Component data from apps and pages
*** Begin section ***
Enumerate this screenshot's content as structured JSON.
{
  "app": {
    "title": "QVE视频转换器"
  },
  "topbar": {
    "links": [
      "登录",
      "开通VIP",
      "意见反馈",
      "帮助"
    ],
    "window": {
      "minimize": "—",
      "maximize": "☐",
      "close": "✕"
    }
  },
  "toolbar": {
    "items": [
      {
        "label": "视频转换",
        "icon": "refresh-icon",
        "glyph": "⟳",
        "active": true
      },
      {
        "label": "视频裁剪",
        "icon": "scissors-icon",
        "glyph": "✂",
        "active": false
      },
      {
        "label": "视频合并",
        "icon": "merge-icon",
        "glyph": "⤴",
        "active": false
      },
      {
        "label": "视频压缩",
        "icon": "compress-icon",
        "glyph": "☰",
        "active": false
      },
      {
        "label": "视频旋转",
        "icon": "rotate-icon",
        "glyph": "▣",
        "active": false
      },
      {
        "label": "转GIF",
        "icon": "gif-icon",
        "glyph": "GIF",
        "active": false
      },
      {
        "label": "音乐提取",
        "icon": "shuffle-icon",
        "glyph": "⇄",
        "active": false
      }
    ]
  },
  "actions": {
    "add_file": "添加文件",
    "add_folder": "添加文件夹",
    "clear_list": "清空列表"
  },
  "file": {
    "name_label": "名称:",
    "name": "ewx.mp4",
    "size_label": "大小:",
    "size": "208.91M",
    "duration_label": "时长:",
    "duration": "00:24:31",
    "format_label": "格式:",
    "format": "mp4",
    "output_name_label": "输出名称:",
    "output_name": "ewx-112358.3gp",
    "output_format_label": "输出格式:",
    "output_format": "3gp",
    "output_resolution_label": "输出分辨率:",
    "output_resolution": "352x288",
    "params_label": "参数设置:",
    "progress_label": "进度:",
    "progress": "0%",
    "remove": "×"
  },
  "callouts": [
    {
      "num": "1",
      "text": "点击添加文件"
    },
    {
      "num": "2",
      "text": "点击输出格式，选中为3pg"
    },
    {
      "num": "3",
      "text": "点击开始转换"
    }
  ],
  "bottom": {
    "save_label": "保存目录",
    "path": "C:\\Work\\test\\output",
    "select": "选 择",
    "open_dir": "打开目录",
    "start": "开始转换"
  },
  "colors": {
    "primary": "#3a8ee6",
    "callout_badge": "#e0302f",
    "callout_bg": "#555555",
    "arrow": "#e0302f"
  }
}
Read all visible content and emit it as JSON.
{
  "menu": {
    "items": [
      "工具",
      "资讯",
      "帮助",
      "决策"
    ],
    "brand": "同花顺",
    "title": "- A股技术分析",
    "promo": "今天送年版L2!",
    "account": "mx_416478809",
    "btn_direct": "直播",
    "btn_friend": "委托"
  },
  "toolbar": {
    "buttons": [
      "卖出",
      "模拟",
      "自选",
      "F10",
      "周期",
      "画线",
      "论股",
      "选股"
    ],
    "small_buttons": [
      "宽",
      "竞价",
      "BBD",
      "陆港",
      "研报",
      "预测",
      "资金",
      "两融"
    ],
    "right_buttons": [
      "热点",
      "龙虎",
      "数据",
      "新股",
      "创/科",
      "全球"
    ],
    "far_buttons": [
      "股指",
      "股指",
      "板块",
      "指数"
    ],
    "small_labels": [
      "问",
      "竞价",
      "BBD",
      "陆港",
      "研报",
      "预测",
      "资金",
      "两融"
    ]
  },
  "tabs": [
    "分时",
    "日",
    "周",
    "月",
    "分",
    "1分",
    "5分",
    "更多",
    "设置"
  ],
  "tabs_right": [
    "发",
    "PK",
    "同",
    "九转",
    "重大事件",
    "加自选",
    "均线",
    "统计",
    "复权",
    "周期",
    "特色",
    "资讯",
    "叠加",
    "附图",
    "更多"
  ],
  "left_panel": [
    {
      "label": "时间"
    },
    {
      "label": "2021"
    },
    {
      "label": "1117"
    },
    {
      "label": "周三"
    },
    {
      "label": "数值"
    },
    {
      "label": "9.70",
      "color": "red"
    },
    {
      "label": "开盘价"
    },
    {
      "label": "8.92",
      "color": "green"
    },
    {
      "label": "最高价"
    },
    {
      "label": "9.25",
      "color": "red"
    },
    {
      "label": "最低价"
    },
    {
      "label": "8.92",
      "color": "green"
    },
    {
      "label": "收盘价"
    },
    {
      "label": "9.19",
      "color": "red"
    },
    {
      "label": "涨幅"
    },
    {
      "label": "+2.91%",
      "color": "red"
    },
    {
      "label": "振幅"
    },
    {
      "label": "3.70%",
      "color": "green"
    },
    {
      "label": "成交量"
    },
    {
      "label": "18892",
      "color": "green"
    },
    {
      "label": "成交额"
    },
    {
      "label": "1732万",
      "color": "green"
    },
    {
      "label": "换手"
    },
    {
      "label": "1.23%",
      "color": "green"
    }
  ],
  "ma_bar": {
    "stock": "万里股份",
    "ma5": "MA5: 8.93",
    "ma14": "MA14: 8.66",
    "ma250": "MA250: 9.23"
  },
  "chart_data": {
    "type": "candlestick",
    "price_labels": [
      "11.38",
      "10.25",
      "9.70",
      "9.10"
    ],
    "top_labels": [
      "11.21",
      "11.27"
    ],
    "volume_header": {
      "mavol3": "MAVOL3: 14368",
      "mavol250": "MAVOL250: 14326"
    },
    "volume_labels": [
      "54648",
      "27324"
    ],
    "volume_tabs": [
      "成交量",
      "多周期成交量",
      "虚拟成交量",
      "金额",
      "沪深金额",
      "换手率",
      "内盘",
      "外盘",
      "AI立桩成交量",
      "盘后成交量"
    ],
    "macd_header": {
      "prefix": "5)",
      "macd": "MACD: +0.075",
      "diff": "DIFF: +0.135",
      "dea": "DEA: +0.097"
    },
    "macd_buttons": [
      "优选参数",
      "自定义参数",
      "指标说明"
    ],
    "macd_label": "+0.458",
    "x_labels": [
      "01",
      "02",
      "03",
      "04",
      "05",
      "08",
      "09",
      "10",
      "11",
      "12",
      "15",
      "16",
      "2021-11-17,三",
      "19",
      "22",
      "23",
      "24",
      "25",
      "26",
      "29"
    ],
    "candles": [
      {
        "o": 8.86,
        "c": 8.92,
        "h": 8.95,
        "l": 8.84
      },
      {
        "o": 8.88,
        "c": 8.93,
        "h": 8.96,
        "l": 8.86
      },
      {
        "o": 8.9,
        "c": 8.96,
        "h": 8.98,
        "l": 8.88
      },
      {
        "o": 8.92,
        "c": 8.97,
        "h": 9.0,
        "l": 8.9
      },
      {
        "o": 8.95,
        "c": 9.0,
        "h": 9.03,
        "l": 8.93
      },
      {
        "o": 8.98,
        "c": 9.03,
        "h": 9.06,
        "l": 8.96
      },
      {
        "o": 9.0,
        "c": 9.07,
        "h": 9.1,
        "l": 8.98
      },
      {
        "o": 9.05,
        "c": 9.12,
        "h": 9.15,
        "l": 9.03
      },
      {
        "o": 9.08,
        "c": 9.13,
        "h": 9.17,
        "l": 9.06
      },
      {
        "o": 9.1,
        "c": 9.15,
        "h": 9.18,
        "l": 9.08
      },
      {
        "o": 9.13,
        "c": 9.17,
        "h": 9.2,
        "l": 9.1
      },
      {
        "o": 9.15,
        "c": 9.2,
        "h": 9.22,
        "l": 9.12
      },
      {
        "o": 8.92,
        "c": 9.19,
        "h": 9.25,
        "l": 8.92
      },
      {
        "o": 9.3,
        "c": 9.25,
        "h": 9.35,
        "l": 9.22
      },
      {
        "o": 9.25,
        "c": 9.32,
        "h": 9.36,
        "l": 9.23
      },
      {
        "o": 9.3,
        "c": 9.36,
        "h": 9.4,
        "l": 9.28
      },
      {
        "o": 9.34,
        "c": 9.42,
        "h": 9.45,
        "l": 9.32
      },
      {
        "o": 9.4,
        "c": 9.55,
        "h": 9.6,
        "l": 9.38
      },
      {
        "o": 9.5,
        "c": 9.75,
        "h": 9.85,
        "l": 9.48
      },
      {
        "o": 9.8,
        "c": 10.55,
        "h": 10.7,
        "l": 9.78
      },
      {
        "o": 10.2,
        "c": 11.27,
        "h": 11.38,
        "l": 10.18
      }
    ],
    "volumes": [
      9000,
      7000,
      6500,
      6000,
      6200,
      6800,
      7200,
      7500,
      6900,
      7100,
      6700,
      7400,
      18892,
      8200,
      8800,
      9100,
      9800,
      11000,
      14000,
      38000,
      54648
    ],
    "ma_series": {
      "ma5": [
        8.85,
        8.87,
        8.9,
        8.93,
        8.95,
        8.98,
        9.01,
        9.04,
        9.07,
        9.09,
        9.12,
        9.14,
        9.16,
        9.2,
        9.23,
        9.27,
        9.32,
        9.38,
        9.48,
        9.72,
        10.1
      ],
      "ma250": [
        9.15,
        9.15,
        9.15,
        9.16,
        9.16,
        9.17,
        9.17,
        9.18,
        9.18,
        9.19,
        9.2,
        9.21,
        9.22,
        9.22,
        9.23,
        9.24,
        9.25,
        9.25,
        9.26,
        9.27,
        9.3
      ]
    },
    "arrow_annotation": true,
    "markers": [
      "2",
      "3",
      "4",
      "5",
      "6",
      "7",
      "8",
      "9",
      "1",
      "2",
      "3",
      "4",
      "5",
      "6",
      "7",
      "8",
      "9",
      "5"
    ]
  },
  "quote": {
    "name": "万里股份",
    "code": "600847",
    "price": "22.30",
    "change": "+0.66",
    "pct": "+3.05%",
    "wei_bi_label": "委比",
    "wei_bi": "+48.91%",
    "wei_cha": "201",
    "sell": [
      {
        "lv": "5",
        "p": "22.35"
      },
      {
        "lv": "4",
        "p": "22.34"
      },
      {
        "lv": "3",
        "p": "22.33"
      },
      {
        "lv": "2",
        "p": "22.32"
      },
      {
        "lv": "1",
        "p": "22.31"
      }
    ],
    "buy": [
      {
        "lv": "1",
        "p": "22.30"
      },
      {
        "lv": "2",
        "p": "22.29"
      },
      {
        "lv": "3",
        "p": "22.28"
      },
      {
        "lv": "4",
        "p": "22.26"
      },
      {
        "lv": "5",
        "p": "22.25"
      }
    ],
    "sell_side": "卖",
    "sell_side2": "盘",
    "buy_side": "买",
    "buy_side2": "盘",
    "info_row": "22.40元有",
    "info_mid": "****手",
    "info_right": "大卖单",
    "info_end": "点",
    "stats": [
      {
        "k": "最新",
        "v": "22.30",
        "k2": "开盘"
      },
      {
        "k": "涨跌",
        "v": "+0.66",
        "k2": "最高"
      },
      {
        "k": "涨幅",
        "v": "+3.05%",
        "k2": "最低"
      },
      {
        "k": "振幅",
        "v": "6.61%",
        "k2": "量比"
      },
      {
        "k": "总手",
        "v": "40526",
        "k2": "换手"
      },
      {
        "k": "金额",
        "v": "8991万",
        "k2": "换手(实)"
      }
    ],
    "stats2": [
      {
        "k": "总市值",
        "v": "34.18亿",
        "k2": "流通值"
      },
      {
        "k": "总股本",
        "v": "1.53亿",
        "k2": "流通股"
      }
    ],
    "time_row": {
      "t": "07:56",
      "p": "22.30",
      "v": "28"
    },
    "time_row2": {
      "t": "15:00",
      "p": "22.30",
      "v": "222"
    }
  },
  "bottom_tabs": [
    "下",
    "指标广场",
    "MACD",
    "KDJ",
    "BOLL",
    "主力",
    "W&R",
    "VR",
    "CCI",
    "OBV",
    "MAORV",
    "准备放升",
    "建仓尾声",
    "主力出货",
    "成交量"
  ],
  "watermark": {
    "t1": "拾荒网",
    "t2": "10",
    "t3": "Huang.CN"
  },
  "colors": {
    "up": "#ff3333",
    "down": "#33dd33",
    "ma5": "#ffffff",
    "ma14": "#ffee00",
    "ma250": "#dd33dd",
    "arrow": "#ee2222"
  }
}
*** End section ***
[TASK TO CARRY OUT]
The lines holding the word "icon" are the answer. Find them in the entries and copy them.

[REPLY TO THE EXERCISE]
        "icon": "refresh-icon",
        "icon": "scissors-icon",
        "icon": "merge-icon",
        "icon": "compress-icon",
        "icon": "rotate-icon",
        "icon": "gif-icon",
        "icon": "shuffle-icon",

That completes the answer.